Daniel Anthony Martin was ‘absolutely devastated’ when both grandparents died within a short period, solicitor Joanne Gatens told Sunderland Magistrates’ Court yesterday.

Martin, 26, admitted possession of cannabis and cocaine when he appeared yesterday.

John McGlone, prosecuting, told the court Martin’s car had been pulled over in September.

After being told the vehicle would be searched, he admitted there was a ‘spliff’ containing cannabis bush in the driver’s door pocket and a cannabis grinder on the back seat.

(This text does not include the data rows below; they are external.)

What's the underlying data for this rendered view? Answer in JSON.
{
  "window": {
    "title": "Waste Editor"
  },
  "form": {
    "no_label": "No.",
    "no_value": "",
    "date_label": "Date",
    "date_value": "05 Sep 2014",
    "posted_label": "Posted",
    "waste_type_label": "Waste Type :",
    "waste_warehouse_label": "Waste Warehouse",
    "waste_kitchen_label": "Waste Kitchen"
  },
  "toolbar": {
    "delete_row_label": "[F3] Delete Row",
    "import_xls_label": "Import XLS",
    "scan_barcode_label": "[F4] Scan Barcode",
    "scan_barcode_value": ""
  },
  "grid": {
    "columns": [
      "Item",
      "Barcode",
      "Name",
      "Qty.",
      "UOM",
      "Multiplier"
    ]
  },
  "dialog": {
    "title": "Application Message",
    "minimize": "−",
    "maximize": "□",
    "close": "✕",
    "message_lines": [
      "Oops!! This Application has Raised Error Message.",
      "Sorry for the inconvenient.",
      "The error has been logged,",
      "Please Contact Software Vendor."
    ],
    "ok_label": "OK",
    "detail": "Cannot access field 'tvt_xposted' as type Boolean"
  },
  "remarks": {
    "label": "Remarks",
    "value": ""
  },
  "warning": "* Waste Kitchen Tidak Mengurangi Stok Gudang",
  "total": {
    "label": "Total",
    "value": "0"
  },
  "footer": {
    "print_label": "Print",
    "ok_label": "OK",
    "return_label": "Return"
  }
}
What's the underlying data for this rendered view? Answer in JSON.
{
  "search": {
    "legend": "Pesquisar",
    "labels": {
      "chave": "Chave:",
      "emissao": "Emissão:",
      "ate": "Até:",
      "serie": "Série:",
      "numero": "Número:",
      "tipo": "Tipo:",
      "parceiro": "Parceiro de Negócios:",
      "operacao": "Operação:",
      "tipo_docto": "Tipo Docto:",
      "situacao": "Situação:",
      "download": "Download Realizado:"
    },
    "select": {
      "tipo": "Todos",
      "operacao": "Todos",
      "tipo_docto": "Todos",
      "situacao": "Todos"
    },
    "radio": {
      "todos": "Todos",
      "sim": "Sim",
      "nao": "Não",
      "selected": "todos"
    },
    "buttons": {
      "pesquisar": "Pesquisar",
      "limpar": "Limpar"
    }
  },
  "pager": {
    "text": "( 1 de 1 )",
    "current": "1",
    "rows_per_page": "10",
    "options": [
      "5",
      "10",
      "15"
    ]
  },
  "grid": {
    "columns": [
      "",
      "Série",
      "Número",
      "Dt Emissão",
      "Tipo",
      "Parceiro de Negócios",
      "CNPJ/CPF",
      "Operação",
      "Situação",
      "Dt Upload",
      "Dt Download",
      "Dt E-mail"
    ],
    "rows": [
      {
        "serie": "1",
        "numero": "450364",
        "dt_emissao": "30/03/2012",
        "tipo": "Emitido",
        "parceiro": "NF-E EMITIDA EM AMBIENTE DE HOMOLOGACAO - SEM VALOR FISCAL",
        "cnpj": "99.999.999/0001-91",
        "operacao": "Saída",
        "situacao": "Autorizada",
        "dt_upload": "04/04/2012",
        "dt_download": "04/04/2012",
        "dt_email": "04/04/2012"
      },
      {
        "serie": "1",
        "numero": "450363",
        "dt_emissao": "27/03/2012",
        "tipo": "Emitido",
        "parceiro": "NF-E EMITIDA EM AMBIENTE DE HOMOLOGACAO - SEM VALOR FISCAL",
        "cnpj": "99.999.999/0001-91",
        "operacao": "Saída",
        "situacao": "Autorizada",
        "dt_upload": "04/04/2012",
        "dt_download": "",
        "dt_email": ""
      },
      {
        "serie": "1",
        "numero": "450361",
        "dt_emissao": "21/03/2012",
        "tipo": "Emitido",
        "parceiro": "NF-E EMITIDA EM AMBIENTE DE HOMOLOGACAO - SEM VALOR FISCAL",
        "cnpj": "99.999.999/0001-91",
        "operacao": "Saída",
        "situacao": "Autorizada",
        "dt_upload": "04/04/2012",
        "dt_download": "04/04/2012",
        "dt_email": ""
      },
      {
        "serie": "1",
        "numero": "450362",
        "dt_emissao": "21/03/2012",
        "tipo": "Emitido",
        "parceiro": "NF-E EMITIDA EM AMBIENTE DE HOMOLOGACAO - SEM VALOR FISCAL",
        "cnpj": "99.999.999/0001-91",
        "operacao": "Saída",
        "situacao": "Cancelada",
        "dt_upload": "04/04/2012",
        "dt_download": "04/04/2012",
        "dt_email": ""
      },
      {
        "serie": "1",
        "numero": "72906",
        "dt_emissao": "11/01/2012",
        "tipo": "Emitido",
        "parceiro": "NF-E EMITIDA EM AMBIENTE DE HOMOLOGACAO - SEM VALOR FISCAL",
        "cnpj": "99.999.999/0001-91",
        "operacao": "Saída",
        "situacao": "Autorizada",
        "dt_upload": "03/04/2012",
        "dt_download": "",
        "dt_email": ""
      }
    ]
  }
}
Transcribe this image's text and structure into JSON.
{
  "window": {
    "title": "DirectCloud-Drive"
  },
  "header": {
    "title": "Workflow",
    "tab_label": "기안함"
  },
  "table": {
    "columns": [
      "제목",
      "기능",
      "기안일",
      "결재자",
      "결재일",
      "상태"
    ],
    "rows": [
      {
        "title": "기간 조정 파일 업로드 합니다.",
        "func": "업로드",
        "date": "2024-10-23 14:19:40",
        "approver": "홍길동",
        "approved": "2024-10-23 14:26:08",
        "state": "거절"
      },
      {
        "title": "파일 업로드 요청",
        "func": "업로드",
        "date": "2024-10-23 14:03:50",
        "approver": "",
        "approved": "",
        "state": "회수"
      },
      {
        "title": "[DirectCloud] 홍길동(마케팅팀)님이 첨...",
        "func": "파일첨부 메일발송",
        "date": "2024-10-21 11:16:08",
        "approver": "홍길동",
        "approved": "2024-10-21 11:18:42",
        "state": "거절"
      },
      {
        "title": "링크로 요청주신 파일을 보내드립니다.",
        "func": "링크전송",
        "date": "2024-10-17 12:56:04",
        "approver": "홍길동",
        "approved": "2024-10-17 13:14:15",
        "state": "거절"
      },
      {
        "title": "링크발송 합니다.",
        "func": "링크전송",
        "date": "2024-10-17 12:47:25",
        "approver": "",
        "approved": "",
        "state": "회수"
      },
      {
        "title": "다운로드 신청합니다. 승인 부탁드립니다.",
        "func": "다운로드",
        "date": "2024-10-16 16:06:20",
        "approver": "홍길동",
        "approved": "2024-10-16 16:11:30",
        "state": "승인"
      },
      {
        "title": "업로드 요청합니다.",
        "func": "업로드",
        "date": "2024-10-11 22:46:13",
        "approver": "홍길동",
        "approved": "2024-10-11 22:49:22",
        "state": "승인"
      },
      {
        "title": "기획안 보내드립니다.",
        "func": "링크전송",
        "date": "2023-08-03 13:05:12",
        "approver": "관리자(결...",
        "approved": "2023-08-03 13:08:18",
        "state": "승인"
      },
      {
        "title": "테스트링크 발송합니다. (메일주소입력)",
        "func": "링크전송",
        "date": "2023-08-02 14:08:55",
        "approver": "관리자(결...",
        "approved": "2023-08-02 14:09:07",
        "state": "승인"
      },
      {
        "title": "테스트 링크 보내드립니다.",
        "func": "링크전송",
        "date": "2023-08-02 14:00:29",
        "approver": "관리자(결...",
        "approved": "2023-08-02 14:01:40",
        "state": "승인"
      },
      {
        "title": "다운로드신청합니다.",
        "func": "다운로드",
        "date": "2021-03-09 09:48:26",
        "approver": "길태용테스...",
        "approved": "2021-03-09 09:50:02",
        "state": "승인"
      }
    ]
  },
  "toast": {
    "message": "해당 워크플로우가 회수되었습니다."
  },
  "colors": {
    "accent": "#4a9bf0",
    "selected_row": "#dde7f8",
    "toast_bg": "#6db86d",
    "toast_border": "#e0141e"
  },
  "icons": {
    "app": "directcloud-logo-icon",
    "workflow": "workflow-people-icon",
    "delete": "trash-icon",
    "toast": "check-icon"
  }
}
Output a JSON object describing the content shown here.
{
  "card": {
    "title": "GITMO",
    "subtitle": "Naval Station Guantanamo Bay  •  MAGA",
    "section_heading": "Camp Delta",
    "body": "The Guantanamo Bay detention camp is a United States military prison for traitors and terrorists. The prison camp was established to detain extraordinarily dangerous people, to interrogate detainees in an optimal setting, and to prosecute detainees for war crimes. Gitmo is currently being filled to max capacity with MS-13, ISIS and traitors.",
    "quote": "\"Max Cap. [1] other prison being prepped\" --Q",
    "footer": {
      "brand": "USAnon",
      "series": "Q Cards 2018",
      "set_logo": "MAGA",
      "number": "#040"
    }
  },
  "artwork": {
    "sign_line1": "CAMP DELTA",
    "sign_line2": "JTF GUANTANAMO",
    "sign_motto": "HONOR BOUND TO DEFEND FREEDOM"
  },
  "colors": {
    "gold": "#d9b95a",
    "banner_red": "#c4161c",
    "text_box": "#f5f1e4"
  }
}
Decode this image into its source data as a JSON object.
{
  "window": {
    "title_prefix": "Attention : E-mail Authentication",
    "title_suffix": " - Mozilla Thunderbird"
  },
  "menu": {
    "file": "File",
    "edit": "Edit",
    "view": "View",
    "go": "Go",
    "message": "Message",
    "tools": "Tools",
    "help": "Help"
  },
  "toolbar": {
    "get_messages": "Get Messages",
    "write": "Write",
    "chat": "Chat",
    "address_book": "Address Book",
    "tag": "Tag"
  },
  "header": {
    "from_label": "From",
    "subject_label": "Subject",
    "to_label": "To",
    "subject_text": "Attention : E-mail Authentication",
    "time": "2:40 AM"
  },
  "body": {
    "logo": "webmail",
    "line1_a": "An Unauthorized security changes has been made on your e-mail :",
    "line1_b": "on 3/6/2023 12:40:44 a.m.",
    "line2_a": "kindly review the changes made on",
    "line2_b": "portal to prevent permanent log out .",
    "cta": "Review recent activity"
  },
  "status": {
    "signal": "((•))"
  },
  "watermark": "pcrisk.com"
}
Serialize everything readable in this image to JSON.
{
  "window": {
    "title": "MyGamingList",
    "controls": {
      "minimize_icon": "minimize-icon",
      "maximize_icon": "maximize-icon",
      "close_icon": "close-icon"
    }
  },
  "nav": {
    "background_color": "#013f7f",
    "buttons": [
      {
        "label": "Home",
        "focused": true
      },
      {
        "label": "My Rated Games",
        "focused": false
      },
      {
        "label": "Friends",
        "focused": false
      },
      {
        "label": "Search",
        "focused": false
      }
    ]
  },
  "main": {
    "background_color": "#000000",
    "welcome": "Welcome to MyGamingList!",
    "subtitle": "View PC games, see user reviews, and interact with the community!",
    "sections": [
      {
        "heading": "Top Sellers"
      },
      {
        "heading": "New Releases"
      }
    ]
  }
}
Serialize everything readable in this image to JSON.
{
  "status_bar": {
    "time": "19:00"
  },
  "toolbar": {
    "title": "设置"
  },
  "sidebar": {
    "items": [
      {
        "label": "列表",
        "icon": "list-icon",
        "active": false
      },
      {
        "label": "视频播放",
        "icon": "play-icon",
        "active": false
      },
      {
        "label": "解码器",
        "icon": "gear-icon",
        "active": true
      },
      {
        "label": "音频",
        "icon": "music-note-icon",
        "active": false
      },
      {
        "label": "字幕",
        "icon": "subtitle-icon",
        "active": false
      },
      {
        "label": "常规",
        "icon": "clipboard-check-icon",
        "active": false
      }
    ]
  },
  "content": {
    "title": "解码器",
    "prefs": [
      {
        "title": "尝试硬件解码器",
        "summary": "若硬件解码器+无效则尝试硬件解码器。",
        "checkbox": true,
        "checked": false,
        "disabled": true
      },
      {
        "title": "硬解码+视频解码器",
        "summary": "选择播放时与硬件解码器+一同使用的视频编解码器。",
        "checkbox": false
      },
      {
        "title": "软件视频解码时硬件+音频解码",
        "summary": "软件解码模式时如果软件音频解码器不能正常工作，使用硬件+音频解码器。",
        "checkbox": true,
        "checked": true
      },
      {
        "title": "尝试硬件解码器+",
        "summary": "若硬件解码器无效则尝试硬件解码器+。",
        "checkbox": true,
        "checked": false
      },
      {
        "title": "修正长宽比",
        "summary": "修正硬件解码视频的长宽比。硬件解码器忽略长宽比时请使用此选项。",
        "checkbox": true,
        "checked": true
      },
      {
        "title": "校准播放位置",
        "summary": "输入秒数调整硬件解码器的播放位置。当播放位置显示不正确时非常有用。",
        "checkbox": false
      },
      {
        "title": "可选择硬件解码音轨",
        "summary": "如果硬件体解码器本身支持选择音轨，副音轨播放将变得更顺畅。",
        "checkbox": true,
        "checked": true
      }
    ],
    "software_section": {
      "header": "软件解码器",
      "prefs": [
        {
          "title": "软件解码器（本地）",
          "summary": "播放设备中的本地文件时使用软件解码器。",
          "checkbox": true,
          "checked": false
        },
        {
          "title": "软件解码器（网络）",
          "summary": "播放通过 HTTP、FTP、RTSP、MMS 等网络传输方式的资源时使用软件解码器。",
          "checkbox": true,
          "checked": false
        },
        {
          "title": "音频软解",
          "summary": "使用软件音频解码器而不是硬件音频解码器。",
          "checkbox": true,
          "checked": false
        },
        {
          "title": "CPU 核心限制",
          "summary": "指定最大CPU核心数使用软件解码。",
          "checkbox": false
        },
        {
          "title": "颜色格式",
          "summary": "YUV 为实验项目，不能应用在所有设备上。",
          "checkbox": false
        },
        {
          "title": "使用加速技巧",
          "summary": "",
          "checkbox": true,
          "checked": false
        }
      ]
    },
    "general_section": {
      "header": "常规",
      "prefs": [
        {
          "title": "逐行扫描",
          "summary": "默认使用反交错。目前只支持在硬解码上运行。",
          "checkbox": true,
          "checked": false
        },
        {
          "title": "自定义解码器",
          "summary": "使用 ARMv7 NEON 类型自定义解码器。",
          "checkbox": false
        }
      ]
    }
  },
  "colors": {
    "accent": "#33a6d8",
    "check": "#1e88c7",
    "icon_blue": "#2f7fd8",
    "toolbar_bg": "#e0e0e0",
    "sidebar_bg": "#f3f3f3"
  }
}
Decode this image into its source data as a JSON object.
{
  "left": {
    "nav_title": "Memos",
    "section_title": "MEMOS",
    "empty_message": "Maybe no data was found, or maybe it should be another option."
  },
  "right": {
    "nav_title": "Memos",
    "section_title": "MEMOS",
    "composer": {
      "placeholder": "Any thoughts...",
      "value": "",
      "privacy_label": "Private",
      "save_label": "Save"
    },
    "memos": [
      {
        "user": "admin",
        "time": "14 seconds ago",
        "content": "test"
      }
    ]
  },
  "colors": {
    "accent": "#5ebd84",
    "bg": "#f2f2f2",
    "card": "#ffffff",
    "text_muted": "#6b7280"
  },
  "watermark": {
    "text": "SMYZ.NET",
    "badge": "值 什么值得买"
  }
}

A search of his home in Owen Drive, West Boldon, found a ‘white, crumbly substance’, which tests confirmed was 41.6g of cocaine, at the back of a wardrobe. Mrs Gatens told the court Martin had moved into his grandparents’ home after their deaths, but being surrounded by constant reminders of them made it more difficult to move on.

He had been recommended to try cocaine and found it alleviated his grief ‘for a short period’. “He was soon using it to extreme excess,” said Mrs Gatens.

“He accepts he was out of control, off the rails, to use all those phrases.”

He had bought such a large amount of cocaine because it was cheaper, but had soon realised it was the wrong way to cope.

“The one thing his grandmother always said to him was to steer clear of drugs, so it was counter-productive to continue to use cocaine,” said Mrs Gatens.

“He put it in a bag at the back of the wardrobe and while he accepts that, obviously, he knew it was there, he had not thought about it for some time.At the time the police found it, he had stopped entirely. That is why it was at the back of the wardrobe.”

Martin found work and was getting his life back on track. Mrs Gatens urged magistrates not to do anything to derail his efforts.

“This young man has lots of positive aspects of his life,” she said. “He has some issues he has dealt with and others he needs to deal with.”

Magistrates jailed Martin for 16 weeks, suspended for a year, and ordered him to carry out 150 hours’ unpaid work.